• [Aim of the exercise] Work through the data line by line, gathering every line that has the word "denne".

------------------------------------------------------------

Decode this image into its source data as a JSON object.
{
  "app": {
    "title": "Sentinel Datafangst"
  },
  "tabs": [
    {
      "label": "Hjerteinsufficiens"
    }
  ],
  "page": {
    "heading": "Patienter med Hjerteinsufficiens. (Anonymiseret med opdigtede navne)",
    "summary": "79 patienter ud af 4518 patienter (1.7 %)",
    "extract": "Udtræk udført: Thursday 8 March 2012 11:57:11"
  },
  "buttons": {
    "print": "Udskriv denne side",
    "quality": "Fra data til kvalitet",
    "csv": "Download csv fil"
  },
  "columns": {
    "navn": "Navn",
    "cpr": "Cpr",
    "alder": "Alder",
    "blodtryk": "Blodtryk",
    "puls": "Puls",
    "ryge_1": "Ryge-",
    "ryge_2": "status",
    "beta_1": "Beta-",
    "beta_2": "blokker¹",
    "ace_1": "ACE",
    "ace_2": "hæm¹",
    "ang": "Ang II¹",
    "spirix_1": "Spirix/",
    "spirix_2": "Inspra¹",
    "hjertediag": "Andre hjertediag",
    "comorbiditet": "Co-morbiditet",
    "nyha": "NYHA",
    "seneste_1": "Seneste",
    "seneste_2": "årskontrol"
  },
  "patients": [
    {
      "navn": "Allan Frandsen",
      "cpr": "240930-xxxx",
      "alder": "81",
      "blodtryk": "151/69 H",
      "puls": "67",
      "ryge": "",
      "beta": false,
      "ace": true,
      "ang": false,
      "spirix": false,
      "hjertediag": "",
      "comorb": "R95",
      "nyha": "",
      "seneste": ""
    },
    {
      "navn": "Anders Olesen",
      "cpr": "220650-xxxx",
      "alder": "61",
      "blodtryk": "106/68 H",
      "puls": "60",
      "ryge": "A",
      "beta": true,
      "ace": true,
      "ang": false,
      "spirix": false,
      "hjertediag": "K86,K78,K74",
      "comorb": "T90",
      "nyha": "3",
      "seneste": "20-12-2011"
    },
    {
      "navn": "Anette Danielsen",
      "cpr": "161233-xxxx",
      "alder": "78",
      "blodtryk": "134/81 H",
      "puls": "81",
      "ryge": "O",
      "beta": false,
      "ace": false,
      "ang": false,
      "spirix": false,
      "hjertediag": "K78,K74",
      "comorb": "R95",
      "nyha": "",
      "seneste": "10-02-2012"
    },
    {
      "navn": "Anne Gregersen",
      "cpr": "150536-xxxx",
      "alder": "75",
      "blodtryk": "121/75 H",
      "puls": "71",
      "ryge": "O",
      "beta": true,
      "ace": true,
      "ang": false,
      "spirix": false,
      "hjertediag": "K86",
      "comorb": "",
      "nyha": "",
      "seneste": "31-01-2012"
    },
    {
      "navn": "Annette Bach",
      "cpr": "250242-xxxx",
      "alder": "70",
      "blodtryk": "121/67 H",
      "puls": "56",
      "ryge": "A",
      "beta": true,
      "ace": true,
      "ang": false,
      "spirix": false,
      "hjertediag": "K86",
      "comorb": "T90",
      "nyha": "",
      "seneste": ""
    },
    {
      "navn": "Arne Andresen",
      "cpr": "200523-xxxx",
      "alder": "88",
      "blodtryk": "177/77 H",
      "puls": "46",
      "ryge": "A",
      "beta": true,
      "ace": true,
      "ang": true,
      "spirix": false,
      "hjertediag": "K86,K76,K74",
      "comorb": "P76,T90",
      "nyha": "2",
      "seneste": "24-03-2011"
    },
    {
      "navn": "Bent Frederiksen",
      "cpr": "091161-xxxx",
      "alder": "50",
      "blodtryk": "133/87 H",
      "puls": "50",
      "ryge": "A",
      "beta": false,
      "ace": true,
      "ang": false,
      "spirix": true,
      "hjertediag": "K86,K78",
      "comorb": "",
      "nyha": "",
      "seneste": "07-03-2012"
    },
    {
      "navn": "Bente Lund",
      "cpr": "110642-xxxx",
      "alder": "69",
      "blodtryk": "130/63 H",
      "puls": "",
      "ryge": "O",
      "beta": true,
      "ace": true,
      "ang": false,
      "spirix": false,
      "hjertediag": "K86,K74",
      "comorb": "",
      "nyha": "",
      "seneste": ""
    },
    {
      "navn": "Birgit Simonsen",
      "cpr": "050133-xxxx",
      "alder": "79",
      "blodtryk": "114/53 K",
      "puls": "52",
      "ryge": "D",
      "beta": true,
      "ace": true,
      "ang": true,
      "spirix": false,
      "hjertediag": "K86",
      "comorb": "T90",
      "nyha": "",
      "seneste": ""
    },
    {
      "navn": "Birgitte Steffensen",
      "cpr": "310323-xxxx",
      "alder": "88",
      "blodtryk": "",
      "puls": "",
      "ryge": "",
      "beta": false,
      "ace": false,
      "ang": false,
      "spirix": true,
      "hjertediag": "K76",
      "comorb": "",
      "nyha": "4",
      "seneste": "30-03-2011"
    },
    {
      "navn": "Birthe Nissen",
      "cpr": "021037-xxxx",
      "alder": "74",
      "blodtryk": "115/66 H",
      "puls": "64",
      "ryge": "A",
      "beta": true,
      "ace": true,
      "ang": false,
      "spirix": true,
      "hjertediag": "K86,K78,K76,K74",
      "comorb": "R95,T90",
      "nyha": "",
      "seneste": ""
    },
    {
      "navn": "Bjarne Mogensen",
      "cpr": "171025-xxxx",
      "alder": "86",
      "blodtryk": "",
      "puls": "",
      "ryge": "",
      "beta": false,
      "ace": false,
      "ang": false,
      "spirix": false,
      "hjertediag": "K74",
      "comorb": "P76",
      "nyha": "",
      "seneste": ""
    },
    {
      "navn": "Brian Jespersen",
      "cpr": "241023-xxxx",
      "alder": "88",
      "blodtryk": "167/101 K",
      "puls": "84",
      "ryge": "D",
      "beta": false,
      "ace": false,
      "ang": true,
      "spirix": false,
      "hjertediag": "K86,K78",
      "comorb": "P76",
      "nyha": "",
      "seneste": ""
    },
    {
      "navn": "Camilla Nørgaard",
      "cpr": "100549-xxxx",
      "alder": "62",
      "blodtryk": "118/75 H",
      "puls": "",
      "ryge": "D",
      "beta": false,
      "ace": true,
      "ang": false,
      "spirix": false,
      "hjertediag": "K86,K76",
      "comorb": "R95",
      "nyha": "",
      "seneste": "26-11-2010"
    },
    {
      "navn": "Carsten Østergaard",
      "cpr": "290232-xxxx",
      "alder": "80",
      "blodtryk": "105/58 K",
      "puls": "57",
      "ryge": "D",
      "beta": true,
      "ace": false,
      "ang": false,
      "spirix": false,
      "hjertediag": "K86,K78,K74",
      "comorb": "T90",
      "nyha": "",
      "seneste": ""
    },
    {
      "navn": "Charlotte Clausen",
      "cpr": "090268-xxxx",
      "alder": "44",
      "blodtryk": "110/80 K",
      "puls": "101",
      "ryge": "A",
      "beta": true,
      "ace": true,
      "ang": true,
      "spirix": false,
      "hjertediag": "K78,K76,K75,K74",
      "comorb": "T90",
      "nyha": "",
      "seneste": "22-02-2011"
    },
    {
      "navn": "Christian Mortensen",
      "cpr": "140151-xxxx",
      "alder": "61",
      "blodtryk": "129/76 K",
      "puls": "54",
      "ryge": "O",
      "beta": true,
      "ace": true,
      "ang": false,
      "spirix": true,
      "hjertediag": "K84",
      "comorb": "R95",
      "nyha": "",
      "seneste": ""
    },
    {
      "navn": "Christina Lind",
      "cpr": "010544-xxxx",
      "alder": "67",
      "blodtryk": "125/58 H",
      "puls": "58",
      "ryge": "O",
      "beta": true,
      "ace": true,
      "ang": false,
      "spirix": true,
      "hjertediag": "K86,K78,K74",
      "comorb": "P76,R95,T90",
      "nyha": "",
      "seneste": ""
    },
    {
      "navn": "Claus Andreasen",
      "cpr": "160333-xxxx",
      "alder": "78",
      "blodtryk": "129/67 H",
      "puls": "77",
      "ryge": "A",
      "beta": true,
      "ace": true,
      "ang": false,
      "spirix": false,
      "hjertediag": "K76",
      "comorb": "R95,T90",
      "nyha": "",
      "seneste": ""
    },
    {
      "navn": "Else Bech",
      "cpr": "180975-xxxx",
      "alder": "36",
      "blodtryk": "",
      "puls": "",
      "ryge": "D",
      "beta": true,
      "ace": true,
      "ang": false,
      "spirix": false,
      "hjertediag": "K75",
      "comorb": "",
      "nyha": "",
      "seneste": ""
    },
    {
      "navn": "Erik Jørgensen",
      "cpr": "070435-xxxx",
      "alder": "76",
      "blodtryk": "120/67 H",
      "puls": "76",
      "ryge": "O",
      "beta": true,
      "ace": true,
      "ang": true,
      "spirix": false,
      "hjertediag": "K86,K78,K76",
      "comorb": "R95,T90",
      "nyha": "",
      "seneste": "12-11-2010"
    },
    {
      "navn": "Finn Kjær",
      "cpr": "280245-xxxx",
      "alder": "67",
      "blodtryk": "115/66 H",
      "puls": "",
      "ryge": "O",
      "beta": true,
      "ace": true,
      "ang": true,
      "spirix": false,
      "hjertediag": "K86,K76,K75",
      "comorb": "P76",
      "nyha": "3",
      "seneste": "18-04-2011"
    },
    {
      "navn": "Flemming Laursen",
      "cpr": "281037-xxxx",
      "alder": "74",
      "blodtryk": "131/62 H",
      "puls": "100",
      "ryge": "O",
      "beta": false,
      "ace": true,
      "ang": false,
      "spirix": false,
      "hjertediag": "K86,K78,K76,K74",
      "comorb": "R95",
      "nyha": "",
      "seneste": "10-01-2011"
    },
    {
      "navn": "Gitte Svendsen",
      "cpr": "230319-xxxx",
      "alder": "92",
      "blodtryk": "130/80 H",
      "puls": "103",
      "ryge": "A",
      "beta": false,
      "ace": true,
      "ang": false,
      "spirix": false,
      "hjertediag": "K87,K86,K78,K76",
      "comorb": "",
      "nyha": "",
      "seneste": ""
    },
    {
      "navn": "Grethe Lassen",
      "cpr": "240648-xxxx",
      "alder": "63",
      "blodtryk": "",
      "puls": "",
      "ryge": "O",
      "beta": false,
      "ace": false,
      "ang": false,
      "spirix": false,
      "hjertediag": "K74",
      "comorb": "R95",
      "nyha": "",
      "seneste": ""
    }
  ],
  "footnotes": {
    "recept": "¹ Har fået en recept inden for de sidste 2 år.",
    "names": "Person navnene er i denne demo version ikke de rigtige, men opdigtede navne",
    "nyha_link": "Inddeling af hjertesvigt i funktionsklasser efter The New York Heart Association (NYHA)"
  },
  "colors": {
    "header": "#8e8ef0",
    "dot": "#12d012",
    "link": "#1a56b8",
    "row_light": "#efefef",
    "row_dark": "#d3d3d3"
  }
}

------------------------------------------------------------

• [Answer section]
    "print": "Udskriv denne side",
    "names": "Person navnene er i denne demo version ikke de rigtige, men opdigtede navne",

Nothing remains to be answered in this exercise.